**THE TASK:**
Show every line in the entries below where the word "JSON" appears.

[Interface dataset entries]
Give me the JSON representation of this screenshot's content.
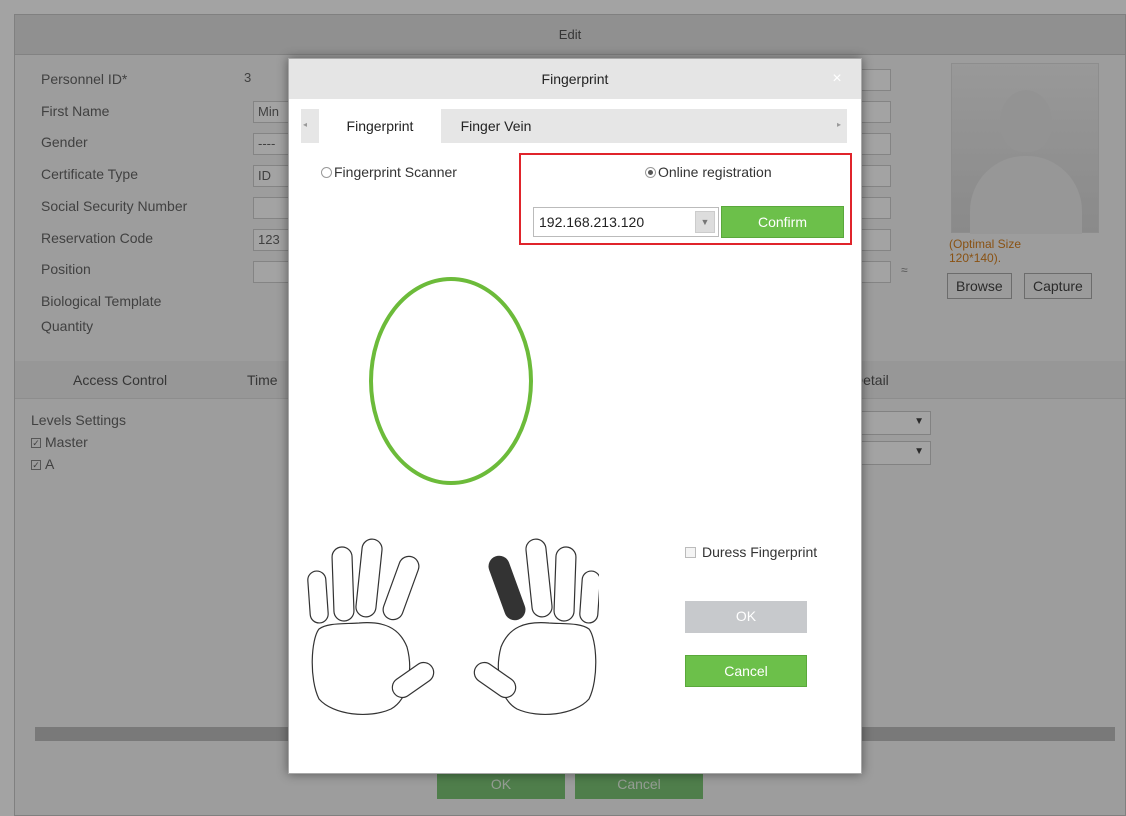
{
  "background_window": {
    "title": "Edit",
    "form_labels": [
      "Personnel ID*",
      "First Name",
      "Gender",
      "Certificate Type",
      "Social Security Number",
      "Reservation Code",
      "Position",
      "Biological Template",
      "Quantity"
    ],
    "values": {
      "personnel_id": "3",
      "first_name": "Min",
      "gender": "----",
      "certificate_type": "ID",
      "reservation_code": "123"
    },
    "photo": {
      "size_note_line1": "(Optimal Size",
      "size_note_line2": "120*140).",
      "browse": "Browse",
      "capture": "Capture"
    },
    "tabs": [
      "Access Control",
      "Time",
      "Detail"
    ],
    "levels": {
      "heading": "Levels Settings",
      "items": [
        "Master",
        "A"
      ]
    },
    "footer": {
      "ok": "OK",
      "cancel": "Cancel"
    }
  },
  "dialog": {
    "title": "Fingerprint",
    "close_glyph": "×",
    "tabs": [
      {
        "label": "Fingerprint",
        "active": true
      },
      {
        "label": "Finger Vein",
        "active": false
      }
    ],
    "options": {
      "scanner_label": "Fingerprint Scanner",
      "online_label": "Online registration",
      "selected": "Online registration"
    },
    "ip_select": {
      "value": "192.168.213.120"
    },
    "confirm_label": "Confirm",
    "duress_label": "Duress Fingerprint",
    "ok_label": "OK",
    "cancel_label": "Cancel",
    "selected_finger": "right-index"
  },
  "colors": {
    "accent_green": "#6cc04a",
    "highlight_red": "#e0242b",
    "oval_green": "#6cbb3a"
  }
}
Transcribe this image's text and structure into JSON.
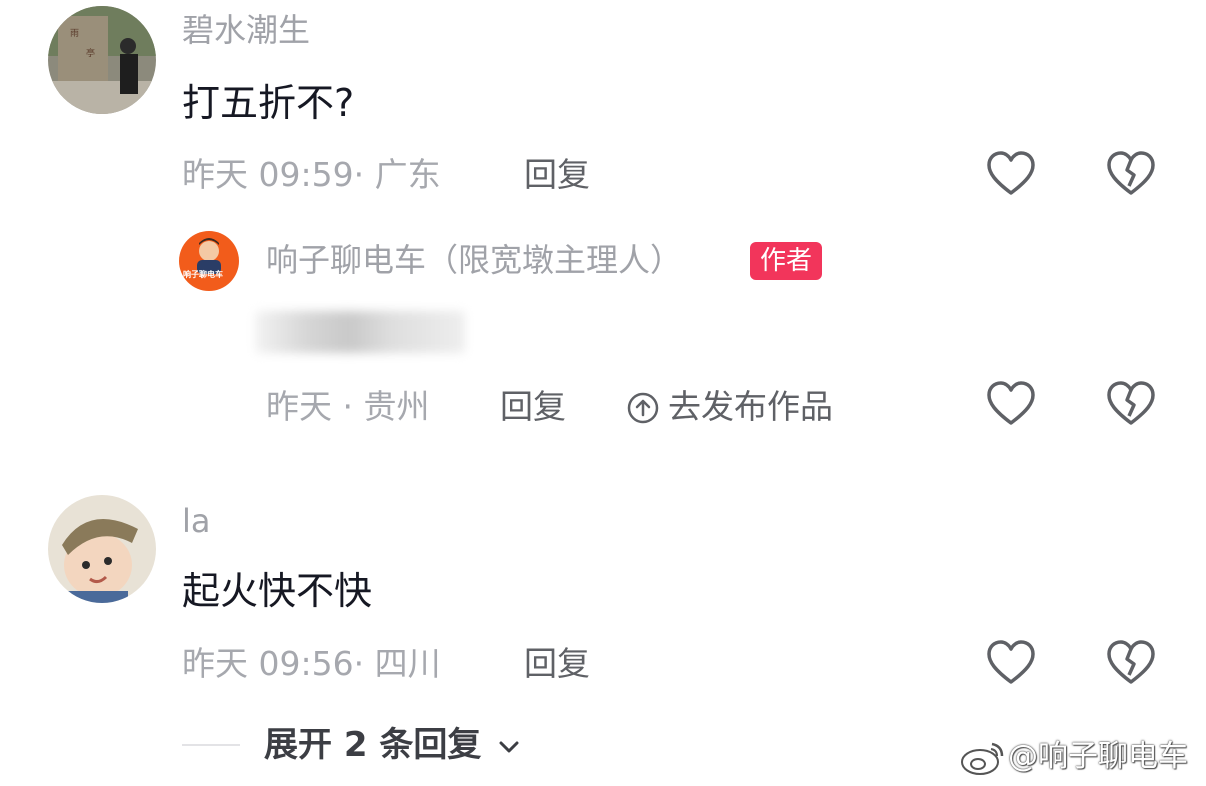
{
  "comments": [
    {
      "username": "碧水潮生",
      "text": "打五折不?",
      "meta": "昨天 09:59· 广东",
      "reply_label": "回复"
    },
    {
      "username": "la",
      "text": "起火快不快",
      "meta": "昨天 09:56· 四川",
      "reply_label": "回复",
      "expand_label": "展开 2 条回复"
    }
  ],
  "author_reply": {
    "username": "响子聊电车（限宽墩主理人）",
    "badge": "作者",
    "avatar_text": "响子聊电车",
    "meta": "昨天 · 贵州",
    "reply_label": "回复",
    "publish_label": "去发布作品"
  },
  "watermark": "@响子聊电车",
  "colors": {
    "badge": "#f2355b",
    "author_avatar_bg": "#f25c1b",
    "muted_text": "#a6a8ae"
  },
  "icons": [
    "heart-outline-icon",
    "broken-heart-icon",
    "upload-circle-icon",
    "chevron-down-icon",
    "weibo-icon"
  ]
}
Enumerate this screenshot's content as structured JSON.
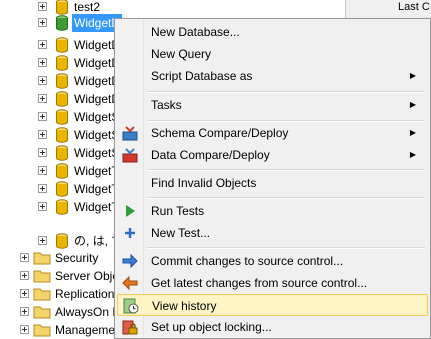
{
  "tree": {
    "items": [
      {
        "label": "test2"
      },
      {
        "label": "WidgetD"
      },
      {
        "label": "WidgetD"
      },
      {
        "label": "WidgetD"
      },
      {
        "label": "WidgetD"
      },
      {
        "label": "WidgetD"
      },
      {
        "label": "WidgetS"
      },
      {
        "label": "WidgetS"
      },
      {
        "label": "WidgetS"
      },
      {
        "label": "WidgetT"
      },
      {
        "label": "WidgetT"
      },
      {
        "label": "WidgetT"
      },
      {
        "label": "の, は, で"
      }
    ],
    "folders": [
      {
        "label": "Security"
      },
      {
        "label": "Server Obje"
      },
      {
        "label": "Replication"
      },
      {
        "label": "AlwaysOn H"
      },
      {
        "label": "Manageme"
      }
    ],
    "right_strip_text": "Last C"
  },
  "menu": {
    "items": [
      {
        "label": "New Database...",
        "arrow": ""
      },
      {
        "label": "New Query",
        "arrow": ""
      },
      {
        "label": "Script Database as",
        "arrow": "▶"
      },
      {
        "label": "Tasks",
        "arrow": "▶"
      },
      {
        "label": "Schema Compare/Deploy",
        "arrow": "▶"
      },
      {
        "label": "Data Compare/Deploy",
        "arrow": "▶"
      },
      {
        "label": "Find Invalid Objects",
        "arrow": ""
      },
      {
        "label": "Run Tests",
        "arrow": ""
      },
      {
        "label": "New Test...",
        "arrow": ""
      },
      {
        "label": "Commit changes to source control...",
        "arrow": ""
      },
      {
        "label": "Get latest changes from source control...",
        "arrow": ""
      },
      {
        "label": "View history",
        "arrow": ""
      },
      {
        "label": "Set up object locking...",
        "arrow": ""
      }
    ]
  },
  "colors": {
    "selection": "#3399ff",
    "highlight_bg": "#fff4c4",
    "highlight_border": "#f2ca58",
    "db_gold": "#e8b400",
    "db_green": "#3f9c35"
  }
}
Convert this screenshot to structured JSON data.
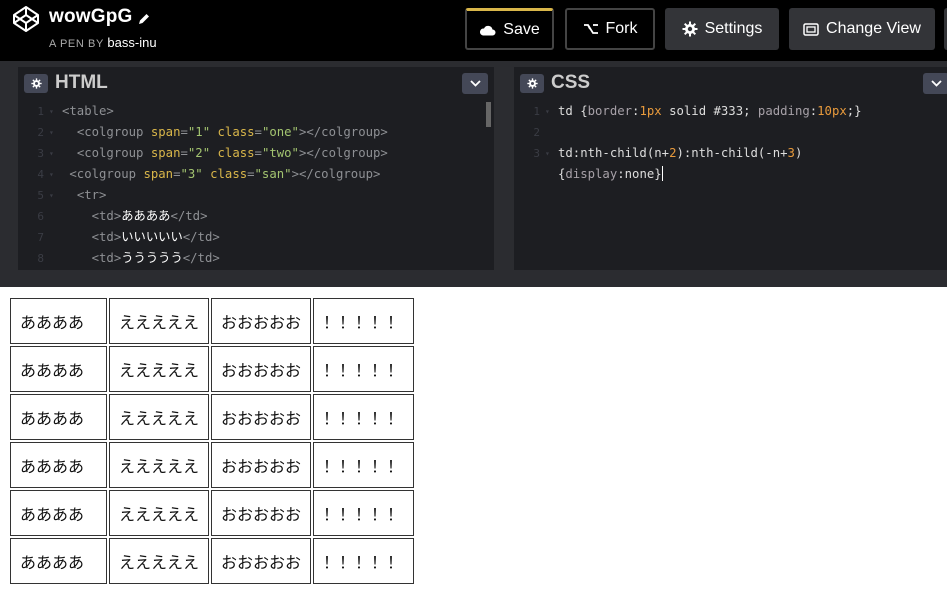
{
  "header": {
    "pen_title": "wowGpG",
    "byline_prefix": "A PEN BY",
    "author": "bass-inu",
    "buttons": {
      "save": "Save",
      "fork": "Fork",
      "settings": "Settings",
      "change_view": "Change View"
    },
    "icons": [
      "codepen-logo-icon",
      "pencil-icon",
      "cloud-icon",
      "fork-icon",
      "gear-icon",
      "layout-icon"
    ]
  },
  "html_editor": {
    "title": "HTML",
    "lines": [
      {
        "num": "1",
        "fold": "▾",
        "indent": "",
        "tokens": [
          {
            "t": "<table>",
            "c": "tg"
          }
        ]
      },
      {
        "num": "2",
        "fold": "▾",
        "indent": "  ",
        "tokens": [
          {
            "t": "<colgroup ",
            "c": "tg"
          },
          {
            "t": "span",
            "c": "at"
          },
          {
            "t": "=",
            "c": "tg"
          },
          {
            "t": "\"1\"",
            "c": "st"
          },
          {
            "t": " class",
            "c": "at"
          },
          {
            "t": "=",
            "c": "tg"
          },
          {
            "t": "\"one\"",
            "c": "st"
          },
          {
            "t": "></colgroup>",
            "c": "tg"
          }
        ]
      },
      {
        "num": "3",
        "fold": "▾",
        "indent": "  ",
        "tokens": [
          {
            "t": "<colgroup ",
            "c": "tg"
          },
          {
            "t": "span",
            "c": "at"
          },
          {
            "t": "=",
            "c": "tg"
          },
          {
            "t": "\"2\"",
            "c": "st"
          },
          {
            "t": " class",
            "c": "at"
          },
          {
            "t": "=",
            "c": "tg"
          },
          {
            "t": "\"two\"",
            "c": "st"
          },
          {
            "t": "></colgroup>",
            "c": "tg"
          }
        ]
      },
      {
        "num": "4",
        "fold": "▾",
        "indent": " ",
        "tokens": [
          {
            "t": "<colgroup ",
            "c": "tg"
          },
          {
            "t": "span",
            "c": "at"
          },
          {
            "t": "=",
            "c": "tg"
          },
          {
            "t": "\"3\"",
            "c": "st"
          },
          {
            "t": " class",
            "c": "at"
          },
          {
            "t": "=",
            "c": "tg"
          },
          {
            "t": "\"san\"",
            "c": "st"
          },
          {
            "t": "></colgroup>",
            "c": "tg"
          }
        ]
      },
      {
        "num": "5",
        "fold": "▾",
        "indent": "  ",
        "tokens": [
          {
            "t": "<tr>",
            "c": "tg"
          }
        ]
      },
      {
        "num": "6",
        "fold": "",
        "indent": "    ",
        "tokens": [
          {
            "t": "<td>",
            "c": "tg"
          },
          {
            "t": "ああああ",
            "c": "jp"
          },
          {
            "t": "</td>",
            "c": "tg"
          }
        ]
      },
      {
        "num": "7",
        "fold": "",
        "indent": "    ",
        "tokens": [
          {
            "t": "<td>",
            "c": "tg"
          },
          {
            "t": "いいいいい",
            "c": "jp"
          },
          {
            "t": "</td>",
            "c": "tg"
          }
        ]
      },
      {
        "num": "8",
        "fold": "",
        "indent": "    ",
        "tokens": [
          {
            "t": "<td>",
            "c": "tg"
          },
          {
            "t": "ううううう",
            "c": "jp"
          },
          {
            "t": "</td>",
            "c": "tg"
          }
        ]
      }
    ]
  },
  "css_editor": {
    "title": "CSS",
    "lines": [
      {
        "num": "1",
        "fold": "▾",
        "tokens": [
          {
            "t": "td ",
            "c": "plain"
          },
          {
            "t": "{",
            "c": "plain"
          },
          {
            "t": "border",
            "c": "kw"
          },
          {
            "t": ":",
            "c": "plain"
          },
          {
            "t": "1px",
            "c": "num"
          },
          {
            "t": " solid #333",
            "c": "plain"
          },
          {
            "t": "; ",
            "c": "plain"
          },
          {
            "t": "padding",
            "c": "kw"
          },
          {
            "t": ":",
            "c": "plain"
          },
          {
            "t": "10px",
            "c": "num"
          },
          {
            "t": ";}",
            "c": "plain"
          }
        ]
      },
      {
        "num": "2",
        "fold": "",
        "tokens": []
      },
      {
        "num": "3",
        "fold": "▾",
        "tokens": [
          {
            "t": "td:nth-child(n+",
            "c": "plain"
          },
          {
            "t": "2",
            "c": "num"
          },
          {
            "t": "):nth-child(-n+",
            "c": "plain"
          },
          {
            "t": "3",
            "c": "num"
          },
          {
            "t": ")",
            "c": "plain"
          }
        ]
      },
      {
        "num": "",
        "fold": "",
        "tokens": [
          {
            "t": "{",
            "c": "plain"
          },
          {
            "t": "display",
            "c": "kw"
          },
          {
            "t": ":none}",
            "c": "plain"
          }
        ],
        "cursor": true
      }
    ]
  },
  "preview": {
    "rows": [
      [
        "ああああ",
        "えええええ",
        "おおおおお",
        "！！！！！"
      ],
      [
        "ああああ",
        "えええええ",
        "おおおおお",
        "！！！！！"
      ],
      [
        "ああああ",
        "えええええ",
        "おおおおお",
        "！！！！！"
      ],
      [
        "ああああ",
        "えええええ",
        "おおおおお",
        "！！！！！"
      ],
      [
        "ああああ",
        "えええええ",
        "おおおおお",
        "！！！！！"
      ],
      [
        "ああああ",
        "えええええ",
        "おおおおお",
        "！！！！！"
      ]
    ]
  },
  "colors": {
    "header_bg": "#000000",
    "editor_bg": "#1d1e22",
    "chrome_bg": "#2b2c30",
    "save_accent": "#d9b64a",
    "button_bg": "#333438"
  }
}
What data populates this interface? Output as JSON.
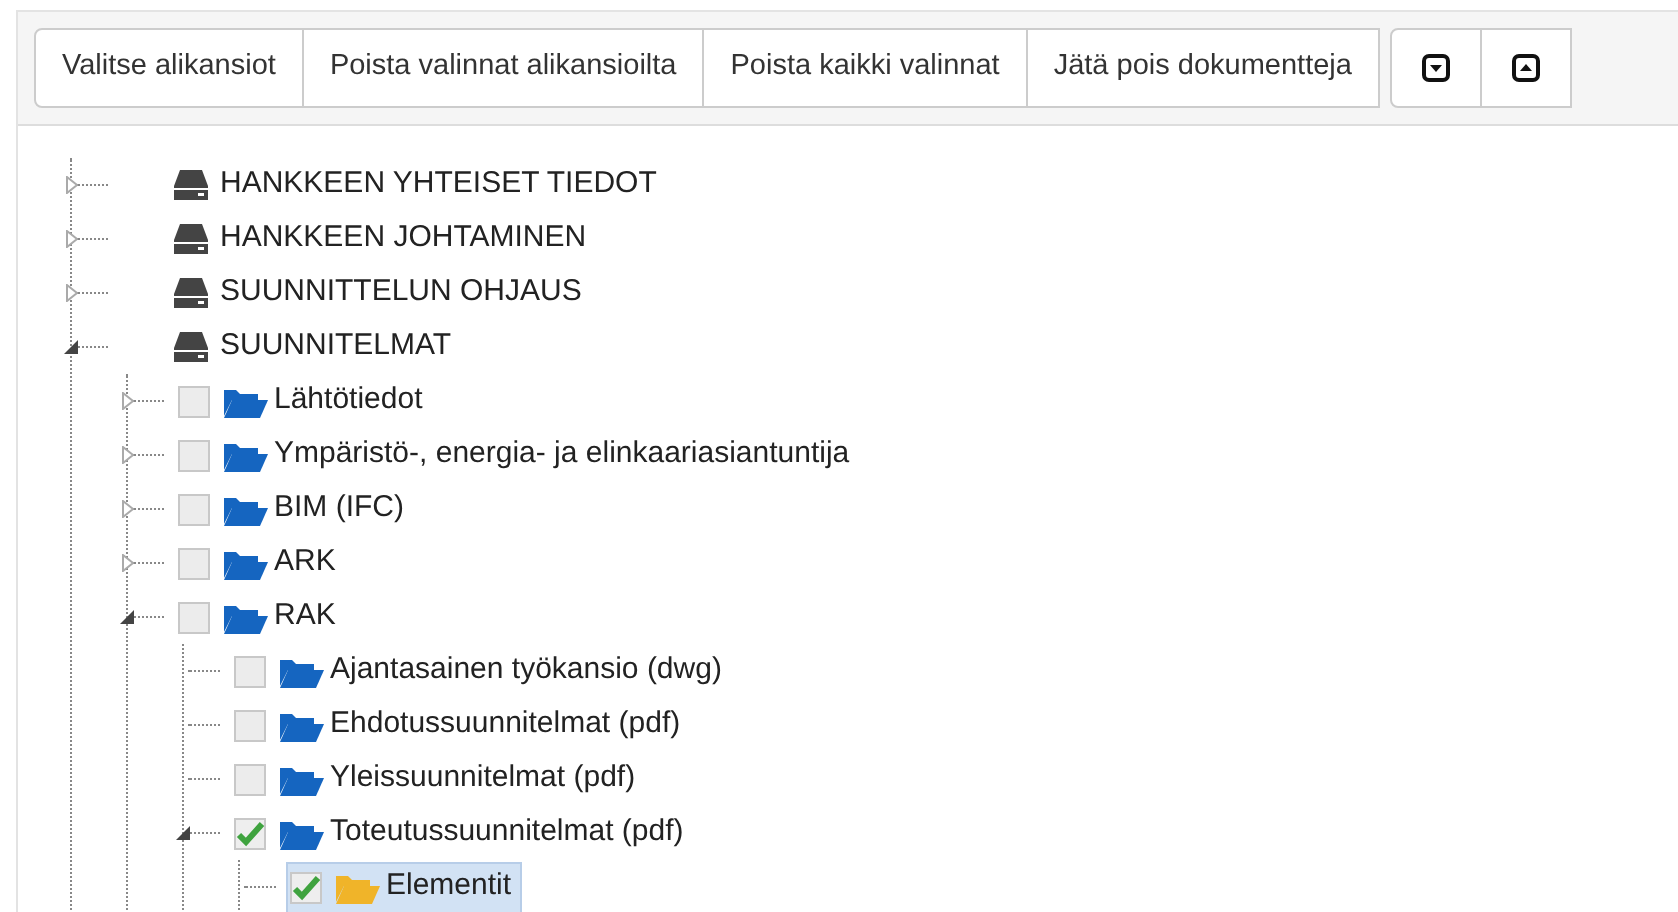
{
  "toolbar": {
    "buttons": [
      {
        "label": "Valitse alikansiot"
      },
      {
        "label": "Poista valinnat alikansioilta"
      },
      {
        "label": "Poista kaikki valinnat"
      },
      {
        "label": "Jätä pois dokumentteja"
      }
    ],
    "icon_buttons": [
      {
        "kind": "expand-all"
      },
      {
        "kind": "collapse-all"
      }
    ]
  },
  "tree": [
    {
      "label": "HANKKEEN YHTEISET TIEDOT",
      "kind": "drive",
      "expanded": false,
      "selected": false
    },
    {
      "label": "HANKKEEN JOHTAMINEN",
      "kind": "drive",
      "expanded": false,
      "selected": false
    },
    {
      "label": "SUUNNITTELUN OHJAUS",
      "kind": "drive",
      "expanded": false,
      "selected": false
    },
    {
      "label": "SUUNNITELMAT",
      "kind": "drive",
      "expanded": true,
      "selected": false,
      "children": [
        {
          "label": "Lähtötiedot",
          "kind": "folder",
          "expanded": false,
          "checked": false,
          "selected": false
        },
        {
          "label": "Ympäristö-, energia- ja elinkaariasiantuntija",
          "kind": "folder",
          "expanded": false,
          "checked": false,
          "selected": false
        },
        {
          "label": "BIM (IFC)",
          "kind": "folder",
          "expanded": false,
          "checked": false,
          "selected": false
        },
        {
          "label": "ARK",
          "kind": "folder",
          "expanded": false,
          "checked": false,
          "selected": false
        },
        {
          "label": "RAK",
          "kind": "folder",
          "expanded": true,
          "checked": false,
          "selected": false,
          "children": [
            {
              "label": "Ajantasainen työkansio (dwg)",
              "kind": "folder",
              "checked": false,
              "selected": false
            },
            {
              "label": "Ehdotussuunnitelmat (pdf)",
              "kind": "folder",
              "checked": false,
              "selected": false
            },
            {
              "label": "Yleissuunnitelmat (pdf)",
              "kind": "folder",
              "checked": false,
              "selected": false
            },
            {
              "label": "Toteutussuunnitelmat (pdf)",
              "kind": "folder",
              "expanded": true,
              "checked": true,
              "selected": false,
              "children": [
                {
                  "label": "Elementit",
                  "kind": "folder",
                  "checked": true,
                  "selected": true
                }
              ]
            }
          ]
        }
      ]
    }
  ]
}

**EXERCISE RESULT:**
Give me the JSON representation of this screenshot's content.
Transcribe this image's text and structure into JSON.
Enumerate this screenshot's content as structured JSON.
Convert this screenshot to structured JSON data.
What data populates this interface? Output as JSON.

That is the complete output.